During the pandemic, each sports sector tackled the situation uniquely.

The most forward-looking organizations considered a broad range of potential solutions, including  monetization of data pertaining to spectators, driver and team performance, and sports betting; novel real estate plays; and unique partnerships with technology companies to help elevate the fan experience

Racing along with other sports pivoted and figured out how the address the challenges.

This was no different for racing. Schedules were adjusted, races were moved, at–track weekends shortened, and online sim racing filled a void. Changes were bold but well received and had the view of many is they had to be made.

Financial liquidity was critical – the major sources of revenue (ticketing, sponsorship, and concessions) were almost non-existent.

Sponsors continued to back the sport reflecting positively on its future.

Media contracts were honored broadcasters with adjustments made by both sides. Ratings and attendance were relatively consistent and will serve as a solid basis for the next set of negotiations. This will probably include both traditional providers and streaming platforms.

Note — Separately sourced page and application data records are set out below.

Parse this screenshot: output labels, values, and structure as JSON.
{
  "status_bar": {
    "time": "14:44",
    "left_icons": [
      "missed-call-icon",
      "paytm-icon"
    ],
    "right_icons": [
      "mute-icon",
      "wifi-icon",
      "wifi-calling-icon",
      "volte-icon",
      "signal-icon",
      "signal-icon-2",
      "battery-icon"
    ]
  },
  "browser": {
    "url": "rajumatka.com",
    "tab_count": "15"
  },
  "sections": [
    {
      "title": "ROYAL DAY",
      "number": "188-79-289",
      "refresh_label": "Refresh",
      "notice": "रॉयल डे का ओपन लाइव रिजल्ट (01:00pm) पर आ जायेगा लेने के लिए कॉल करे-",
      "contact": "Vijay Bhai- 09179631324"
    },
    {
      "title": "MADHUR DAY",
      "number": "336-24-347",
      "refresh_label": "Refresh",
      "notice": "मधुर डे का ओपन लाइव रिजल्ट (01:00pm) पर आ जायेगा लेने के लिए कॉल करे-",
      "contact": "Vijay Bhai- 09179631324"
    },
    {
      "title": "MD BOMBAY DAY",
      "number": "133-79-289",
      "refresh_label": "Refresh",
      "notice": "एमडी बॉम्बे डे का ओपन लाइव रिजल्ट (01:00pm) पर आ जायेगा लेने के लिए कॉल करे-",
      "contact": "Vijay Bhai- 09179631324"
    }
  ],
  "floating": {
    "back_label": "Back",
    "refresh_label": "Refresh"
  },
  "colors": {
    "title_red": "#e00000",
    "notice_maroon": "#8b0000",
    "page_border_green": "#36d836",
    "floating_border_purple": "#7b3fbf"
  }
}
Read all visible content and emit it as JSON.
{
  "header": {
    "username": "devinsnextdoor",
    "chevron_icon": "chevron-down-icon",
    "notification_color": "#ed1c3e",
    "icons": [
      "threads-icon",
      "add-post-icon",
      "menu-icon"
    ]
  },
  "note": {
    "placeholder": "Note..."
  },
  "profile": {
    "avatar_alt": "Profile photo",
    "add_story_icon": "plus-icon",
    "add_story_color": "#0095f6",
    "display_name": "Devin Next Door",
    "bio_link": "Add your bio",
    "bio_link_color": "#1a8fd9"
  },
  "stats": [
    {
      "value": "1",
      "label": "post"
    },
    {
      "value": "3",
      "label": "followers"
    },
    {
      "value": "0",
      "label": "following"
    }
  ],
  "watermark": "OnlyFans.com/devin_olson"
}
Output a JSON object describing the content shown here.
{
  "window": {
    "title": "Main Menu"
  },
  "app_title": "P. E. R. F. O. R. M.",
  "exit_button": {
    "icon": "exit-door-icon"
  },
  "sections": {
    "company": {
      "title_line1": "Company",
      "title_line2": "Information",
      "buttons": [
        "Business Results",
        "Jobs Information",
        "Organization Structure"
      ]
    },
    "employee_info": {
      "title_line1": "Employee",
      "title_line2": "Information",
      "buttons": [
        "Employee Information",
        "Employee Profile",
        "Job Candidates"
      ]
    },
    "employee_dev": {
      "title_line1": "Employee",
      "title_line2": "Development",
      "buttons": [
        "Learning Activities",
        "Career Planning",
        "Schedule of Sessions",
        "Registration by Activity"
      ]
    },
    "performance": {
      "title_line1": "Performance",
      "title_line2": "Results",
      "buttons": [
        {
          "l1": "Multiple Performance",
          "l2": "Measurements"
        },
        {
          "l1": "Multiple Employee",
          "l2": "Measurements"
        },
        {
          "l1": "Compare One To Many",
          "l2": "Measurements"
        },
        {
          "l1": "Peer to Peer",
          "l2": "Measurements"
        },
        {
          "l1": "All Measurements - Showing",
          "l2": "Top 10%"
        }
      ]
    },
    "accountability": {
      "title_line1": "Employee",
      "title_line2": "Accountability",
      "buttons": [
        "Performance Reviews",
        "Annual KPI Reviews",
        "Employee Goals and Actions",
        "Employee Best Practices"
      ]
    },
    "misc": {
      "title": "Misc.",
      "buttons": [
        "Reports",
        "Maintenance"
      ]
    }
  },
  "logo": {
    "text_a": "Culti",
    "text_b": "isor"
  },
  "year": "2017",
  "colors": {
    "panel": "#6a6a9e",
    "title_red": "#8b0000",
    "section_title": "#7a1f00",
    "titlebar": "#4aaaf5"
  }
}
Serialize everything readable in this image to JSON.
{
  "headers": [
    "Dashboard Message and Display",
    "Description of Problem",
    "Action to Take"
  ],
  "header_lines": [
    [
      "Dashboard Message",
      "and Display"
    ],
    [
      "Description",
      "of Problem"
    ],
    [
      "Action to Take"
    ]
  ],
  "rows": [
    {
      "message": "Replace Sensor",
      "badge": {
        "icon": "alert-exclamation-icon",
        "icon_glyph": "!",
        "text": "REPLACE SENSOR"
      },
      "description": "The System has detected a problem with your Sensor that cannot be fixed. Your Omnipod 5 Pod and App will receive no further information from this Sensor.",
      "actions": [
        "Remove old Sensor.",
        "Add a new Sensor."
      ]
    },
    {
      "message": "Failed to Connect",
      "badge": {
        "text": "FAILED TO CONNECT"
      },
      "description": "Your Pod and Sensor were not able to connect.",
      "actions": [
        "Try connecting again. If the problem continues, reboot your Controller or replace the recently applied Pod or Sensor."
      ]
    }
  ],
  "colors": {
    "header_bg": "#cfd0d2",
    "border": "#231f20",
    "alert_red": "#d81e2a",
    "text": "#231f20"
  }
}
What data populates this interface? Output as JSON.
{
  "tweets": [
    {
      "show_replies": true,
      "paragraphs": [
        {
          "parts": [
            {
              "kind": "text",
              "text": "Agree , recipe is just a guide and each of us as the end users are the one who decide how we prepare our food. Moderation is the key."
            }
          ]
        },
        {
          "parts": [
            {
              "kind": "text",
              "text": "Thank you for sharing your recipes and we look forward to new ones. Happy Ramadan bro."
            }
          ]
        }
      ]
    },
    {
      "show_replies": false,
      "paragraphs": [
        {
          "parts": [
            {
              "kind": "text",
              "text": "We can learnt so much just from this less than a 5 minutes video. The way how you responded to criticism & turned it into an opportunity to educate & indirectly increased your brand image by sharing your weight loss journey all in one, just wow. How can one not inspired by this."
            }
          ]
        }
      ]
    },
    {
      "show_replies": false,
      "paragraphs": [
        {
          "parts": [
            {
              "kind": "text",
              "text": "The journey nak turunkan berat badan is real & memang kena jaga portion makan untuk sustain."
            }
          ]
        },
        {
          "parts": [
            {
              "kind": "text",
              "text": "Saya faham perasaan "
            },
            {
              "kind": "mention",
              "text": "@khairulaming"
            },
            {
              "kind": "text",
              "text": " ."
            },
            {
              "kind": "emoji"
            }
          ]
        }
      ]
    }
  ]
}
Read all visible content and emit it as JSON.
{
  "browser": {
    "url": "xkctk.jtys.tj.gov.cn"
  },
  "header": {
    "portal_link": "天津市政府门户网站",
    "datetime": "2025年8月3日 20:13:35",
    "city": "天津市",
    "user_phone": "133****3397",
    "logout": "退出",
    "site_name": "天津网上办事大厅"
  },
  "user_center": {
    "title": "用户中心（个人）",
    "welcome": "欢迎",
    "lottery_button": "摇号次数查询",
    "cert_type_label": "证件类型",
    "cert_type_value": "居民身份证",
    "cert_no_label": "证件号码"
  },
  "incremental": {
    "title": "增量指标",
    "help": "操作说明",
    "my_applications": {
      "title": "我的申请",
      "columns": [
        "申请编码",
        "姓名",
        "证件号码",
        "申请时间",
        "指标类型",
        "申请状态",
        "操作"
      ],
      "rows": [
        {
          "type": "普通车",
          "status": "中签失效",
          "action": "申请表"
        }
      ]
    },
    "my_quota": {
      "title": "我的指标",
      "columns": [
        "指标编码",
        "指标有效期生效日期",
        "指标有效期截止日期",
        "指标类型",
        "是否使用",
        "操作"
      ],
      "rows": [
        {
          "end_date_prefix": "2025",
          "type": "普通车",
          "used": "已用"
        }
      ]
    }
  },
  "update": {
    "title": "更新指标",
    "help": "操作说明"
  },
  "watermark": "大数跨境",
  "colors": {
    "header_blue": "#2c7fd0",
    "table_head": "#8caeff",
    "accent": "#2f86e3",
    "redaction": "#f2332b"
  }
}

Government assistance programs thru loans provided relief for racing businesses and payroll assistance keep checks flowing to employees. Race teams and tracks adjusted workforce size and tried to keep essential personnel around.

There was the ancillary impact to communities that typically host races – tourism revenue and related taxes did not materialize affecting the livelihood of hospitality businesses.

The importance of social justice went mainstream uniting most aspects of the racing community. This issue is complex – the current moment is really a movement the develops leaders and bond spectators with select brands. 

Tracks and teams expanded technology and the use of digital to increase fan engagement. Streaming of local races went mainstream as fans could not attend some races in person.

They invested in digital infrastructure, people, and processes pertaining to data. Entities built broader business acumen across their various departments, along with considering nontraditional partnerships that bring outside perspectives.

Advertising had a larger online presence and content creation by drivers was center stage on social media platforms.

Mobile sports betting developed into a meaningful revenue stream and new partnerships took hold.

It has the potential to transform the at track experience. As it rolled out, entities would continue to assess how it connected with fans. The key component was data, and racing is all about that.

The most successful were bold. Like the race track, they used a challenging business environment as an opportunity to try new things.